Top of Task data
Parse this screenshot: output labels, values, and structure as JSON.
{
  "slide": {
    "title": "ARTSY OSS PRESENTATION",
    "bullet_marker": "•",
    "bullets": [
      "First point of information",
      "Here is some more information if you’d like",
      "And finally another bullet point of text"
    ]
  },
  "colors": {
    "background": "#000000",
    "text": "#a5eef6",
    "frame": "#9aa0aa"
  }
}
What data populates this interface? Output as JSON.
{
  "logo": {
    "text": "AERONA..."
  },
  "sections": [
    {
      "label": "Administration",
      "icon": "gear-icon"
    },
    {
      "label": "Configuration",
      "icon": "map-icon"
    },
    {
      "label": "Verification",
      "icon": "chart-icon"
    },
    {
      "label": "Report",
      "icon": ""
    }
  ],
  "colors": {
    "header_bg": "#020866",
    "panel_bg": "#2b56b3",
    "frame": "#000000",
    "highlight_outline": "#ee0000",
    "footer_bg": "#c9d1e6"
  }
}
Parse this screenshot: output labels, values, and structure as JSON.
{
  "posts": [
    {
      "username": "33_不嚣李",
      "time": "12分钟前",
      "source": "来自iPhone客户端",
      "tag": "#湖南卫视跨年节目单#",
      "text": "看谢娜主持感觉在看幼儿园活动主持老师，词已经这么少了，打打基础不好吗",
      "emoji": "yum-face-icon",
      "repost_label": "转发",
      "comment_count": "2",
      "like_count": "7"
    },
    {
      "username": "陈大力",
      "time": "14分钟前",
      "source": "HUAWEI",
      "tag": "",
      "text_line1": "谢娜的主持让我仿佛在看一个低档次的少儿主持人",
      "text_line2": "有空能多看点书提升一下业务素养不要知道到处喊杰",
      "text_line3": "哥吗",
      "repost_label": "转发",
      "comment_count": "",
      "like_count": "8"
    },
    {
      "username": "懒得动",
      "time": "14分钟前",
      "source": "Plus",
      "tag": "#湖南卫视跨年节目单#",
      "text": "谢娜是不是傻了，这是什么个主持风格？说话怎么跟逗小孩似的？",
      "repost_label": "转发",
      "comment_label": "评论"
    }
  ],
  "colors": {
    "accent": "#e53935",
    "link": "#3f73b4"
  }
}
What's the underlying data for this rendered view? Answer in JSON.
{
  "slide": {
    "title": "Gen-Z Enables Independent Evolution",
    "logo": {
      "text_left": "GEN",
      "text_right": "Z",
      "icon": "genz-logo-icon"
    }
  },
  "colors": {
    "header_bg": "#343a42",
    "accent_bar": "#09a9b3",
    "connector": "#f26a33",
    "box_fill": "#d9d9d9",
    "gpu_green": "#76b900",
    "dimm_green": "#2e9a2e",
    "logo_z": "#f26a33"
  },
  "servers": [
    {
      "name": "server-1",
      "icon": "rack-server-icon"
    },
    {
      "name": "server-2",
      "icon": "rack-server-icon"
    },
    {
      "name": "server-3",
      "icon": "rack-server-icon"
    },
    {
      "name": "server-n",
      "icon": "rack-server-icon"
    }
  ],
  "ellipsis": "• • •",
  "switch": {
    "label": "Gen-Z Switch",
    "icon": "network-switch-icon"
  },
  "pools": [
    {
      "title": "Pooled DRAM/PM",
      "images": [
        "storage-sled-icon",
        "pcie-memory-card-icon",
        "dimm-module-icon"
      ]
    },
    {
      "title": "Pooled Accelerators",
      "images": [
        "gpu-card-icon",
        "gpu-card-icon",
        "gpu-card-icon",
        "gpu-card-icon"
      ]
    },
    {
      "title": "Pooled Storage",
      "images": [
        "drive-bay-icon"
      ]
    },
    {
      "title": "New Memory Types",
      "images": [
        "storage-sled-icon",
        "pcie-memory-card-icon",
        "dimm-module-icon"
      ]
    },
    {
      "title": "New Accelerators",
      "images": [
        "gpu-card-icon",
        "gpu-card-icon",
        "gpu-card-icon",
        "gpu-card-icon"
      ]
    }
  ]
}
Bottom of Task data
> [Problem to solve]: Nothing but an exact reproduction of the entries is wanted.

> [Solution for this task]:
Parse this screenshot: output labels, values, and structure as JSON.
{
  "slide": {
    "title": "ARTSY OSS PRESENTATION",
    "bullet_marker": "•",
    "bullets": [
      "First point of information",
      "Here is some more information if you’d like",
      "And finally another bullet point of text"
    ]
  },
  "colors": {
    "background": "#000000",
    "text": "#a5eef6",
    "frame": "#9aa0aa"
  }
}
What data populates this interface? Output as JSON.
{
  "logo": {
    "text": "AERONA..."
  },
  "sections": [
    {
      "label": "Administration",
      "icon": "gear-icon"
    },
    {
      "label": "Configuration",
      "icon": "map-icon"
    },
    {
      "label": "Verification",
      "icon": "chart-icon"
    },
    {
      "label": "Report",
      "icon": ""
    }
  ],
  "colors": {
    "header_bg": "#020866",
    "panel_bg": "#2b56b3",
    "frame": "#000000",
    "highlight_outline": "#ee0000",
    "footer_bg": "#c9d1e6"
  }
}
Parse this screenshot: output labels, values, and structure as JSON.
{
  "posts": [
    {
      "username": "33_不嚣李",
      "time": "12分钟前",
      "source": "来自iPhone客户端",
      "tag": "#湖南卫视跨年节目单#",
      "text": "看谢娜主持感觉在看幼儿园活动主持老师，词已经这么少了，打打基础不好吗",
      "emoji": "yum-face-icon",
      "repost_label": "转发",
      "comment_count": "2",
      "like_count": "7"
    },
    {
      "username": "陈大力",
      "time": "14分钟前",
      "source": "HUAWEI",
      "tag": "",
      "text_line1": "谢娜的主持让我仿佛在看一个低档次的少儿主持人",
      "text_line2": "有空能多看点书提升一下业务素养不要知道到处喊杰",
      "text_line3": "哥吗",
      "repost_label": "转发",
      "comment_count": "",
      "like_count": "8"
    },
    {
      "username": "懒得动",
      "time": "14分钟前",
      "source": "Plus",
      "tag": "#湖南卫视跨年节目单#",
      "text": "谢娜是不是傻了，这是什么个主持风格？说话怎么跟逗小孩似的？",
      "repost_label": "转发",
      "comment_label": "评论"
    }
  ],
  "colors": {
    "accent": "#e53935",
    "link": "#3f73b4"
  }
}
What's the underlying data for this rendered view? Answer in JSON.
{
  "slide": {
    "title": "Gen-Z Enables Independent Evolution",
    "logo": {
      "text_left": "GEN",
      "text_right": "Z",
      "icon": "genz-logo-icon"
    }
  },
  "colors": {
    "header_bg": "#343a42",
    "accent_bar": "#09a9b3",
    "connector": "#f26a33",
    "box_fill": "#d9d9d9",
    "gpu_green": "#76b900",
    "dimm_green": "#2e9a2e",
    "logo_z": "#f26a33"
  },
  "servers": [
    {
      "name": "server-1",
      "icon": "rack-server-icon"
    },
    {
      "name": "server-2",
      "icon": "rack-server-icon"
    },
    {
      "name": "server-3",
      "icon": "rack-server-icon"
    },
    {
      "name": "server-n",
      "icon": "rack-server-icon"
    }
  ],
  "ellipsis": "• • •",
  "switch": {
    "label": "Gen-Z Switch",
    "icon": "network-switch-icon"
  },
  "pools": [
    {
      "title": "Pooled DRAM/PM",
      "images": [
        "storage-sled-icon",
        "pcie-memory-card-icon",
        "dimm-module-icon"
      ]
    },
    {
      "title": "Pooled Accelerators",
      "images": [
        "gpu-card-icon",
        "gpu-card-icon",
        "gpu-card-icon",
        "gpu-card-icon"
      ]
    },
    {
      "title": "Pooled Storage",
      "images": [
        "drive-bay-icon"
      ]
    },
    {
      "title": "New Memory Types",
      "images": [
        "storage-sled-icon",
        "pcie-memory-card-icon",
        "dimm-module-icon"
      ]
    },
    {
      "title": "New Accelerators",
      "images": [
        "gpu-card-icon",
        "gpu-card-icon",
        "gpu-card-icon",
        "gpu-card-icon"
      ]
    }
  ]
}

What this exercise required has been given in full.